Dataset rows describing interfaces
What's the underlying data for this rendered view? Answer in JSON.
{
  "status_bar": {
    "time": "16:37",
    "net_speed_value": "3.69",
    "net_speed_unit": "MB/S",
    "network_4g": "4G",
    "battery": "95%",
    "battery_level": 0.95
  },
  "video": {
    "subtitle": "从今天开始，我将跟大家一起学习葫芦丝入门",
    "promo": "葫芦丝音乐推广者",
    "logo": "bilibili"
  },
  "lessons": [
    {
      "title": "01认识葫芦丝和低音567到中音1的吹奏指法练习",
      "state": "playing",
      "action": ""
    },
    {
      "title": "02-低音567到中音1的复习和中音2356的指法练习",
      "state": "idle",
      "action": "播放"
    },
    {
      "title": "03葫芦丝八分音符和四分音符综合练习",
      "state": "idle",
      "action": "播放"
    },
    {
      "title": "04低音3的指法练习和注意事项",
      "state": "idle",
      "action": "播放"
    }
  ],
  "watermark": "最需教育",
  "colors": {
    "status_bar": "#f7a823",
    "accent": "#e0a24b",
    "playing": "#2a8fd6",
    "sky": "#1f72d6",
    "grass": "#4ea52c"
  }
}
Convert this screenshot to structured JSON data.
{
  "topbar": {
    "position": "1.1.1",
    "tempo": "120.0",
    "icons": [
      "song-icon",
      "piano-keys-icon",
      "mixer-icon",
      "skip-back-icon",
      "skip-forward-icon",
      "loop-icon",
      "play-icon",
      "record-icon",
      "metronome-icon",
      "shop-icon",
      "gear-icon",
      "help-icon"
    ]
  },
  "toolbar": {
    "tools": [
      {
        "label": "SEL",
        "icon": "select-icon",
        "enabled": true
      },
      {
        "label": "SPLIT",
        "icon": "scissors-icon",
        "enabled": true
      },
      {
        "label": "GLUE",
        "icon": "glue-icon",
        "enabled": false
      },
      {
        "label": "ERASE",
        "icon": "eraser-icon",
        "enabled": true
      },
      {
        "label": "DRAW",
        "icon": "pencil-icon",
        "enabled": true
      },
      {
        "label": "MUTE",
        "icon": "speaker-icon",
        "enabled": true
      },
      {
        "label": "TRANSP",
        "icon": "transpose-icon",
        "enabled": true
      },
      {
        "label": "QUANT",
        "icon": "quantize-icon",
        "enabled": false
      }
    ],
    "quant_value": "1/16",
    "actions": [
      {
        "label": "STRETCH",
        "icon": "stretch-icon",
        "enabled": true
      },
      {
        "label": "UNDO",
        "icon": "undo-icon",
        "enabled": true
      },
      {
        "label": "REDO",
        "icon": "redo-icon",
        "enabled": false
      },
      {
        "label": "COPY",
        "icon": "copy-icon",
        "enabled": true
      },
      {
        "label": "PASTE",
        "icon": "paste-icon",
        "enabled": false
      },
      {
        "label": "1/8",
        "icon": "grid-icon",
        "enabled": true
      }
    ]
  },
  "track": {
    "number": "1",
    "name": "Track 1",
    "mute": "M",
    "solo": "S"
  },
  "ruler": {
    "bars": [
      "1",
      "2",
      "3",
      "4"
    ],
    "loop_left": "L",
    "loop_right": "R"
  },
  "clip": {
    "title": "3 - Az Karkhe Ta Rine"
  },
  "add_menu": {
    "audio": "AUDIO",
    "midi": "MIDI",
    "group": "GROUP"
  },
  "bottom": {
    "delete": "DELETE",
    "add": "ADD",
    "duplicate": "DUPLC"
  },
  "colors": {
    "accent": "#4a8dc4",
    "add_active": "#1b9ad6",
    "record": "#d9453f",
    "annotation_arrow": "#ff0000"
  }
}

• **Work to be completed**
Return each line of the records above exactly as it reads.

• **Exercise answer**
What's the underlying data for this rendered view? Answer in JSON.
{
  "status_bar": {
    "time": "16:37",
    "net_speed_value": "3.69",
    "net_speed_unit": "MB/S",
    "network_4g": "4G",
    "battery": "95%",
    "battery_level": 0.95
  },
  "video": {
    "subtitle": "从今天开始，我将跟大家一起学习葫芦丝入门",
    "promo": "葫芦丝音乐推广者",
    "logo": "bilibili"
  },
  "lessons": [
    {
      "title": "01认识葫芦丝和低音567到中音1的吹奏指法练习",
      "state": "playing",
      "action": ""
    },
    {
      "title": "02-低音567到中音1的复习和中音2356的指法练习",
      "state": "idle",
      "action": "播放"
    },
    {
      "title": "03葫芦丝八分音符和四分音符综合练习",
      "state": "idle",
      "action": "播放"
    },
    {
      "title": "04低音3的指法练习和注意事项",
      "state": "idle",
      "action": "播放"
    }
  ],
  "watermark": "最需教育",
  "colors": {
    "status_bar": "#f7a823",
    "accent": "#e0a24b",
    "playing": "#2a8fd6",
    "sky": "#1f72d6",
    "grass": "#4ea52c"
  }
}
Convert this screenshot to structured JSON data.
{
  "topbar": {
    "position": "1.1.1",
    "tempo": "120.0",
    "icons": [
      "song-icon",
      "piano-keys-icon",
      "mixer-icon",
      "skip-back-icon",
      "skip-forward-icon",
      "loop-icon",
      "play-icon",
      "record-icon",
      "metronome-icon",
      "shop-icon",
      "gear-icon",
      "help-icon"
    ]
  },
  "toolbar": {
    "tools": [
      {
        "label": "SEL",
        "icon": "select-icon",
        "enabled": true
      },
      {
        "label": "SPLIT",
        "icon": "scissors-icon",
        "enabled": true
      },
      {
        "label": "GLUE",
        "icon": "glue-icon",
        "enabled": false
      },
      {
        "label": "ERASE",
        "icon": "eraser-icon",
        "enabled": true
      },
      {
        "label": "DRAW",
        "icon": "pencil-icon",
        "enabled": true
      },
      {
        "label": "MUTE",
        "icon": "speaker-icon",
        "enabled": true
      },
      {
        "label": "TRANSP",
        "icon": "transpose-icon",
        "enabled": true
      },
      {
        "label": "QUANT",
        "icon": "quantize-icon",
        "enabled": false
      }
    ],
    "quant_value": "1/16",
    "actions": [
      {
        "label": "STRETCH",
        "icon": "stretch-icon",
        "enabled": true
      },
      {
        "label": "UNDO",
        "icon": "undo-icon",
        "enabled": true
      },
      {
        "label": "REDO",
        "icon": "redo-icon",
        "enabled": false
      },
      {
        "label": "COPY",
        "icon": "copy-icon",
        "enabled": true
      },
      {
        "label": "PASTE",
        "icon": "paste-icon",
        "enabled": false
      },
      {
        "label": "1/8",
        "icon": "grid-icon",
        "enabled": true
      }
    ]
  },
  "track": {
    "number": "1",
    "name": "Track 1",
    "mute": "M",
    "solo": "S"
  },
  "ruler": {
    "bars": [
      "1",
      "2",
      "3",
      "4"
    ],
    "loop_left": "L",
    "loop_right": "R"
  },
  "clip": {
    "title": "3 - Az Karkhe Ta Rine"
  },
  "add_menu": {
    "audio": "AUDIO",
    "midi": "MIDI",
    "group": "GROUP"
  },
  "bottom": {
    "delete": "DELETE",
    "add": "ADD",
    "duplicate": "DUPLC"
  },
  "colors": {
    "accent": "#4a8dc4",
    "add_active": "#1b9ad6",
    "record": "#d9453f",
    "annotation_arrow": "#ff0000"
  }
}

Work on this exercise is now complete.